=== Exercise ===
When a line of the listing below has the string "Efex" in it, copy that line.

=== Information ===
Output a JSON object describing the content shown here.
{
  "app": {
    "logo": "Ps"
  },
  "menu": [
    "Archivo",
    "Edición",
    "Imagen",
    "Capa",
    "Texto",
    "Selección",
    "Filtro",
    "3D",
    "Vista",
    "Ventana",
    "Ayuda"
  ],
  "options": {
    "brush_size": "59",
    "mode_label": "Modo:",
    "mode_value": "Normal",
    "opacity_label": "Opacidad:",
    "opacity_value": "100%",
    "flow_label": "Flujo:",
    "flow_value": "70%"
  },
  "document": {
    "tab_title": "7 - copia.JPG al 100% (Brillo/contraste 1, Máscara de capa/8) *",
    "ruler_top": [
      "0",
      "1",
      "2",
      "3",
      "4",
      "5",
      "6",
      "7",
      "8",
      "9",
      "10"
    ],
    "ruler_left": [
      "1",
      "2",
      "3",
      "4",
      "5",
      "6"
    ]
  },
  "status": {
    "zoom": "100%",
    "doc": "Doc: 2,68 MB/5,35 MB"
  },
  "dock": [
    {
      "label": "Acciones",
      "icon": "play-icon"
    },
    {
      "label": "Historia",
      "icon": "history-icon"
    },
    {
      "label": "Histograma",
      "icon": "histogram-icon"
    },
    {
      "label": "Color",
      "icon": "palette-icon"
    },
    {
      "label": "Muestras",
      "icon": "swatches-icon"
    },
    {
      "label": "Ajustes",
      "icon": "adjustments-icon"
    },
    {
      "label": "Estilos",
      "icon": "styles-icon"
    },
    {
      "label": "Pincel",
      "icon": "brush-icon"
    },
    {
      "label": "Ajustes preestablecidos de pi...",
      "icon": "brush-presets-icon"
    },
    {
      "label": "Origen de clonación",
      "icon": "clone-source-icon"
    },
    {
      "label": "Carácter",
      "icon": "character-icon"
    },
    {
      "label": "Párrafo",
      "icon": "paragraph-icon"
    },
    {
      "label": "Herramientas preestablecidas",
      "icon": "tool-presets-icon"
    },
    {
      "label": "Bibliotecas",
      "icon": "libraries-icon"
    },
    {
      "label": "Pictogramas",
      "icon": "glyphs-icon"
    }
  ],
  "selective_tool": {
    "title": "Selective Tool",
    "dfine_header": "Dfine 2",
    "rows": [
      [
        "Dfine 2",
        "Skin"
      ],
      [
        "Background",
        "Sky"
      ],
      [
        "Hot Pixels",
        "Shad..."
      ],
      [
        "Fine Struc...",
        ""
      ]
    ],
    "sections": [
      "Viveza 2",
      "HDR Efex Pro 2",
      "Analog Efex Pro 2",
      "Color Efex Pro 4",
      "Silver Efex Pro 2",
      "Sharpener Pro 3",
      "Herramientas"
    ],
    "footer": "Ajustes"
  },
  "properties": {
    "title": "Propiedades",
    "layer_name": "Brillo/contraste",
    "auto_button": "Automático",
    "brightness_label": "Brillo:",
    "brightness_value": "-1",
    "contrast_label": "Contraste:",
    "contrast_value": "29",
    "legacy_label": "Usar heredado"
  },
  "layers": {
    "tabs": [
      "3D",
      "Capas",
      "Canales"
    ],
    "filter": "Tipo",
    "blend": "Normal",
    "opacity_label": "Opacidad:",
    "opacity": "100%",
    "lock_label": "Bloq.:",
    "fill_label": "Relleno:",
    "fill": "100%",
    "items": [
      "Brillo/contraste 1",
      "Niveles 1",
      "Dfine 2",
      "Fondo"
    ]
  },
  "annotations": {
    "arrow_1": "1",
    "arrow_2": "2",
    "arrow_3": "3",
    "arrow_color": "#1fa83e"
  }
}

=== Response ===
      "HDR Efex Pro 2",
      "Analog Efex Pro 2",
      "Color Efex Pro 4",
      "Silver Efex Pro 2",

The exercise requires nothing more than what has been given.